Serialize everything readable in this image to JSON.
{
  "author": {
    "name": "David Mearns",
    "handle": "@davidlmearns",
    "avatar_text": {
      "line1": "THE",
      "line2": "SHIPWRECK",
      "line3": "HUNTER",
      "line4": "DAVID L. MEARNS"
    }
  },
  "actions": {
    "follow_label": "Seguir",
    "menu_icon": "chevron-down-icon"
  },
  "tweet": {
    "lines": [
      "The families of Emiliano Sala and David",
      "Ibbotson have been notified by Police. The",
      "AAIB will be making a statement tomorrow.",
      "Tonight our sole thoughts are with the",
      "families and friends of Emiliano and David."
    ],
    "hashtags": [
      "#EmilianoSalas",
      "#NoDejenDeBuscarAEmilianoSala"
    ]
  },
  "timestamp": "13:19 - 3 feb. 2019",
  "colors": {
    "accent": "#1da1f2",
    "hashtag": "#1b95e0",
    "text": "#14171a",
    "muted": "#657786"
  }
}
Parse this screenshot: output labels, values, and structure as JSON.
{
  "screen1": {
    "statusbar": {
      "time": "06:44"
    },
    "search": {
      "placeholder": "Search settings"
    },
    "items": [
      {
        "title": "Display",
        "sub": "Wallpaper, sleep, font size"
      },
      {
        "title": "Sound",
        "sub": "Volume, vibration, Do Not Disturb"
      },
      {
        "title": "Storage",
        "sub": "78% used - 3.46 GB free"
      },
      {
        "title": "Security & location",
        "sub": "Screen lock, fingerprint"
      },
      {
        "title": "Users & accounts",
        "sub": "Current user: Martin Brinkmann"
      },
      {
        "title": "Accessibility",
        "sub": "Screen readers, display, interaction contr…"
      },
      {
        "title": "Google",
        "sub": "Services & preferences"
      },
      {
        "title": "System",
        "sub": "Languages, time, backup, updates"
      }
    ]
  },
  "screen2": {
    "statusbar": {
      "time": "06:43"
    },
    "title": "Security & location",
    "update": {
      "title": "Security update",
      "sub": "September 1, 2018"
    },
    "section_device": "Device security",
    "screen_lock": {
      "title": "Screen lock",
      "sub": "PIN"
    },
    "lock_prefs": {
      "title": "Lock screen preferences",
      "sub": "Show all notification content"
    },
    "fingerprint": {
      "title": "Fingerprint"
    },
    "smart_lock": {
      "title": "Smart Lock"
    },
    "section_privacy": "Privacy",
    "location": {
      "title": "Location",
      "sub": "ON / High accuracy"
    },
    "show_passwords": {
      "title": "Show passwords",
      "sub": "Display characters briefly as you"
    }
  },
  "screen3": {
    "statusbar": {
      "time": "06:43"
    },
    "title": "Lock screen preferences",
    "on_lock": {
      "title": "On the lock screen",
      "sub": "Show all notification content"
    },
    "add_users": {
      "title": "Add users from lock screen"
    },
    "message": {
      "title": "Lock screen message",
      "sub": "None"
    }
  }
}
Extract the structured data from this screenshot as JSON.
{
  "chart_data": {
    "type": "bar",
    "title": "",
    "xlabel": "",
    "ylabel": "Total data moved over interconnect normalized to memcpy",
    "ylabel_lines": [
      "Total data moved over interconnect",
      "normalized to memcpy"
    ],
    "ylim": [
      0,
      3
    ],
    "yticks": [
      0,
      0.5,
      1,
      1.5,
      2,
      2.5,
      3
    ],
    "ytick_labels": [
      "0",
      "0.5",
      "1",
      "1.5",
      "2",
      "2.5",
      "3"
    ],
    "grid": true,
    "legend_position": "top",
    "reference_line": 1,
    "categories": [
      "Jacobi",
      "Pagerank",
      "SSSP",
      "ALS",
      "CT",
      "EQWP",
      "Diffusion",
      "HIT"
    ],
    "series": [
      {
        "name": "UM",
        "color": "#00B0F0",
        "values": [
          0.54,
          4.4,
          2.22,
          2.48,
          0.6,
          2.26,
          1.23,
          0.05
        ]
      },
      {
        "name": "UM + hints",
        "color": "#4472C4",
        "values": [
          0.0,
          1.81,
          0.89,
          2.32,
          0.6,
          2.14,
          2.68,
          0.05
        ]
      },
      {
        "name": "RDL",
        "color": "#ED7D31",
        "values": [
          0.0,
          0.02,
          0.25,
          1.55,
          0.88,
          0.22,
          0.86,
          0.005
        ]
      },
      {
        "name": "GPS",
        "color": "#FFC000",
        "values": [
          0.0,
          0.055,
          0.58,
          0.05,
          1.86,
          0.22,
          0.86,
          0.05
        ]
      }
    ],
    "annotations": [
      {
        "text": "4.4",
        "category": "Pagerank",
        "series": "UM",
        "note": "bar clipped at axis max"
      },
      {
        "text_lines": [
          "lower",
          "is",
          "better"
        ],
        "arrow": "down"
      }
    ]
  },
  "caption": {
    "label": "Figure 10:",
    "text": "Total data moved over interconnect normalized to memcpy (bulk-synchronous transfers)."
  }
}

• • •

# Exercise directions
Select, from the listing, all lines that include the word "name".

# Solution for this exercise
    "name": "David Mearns",
        "name": "UM",
        "name": "UM + hints",
        "name": "RDL",
        "name": "GPS",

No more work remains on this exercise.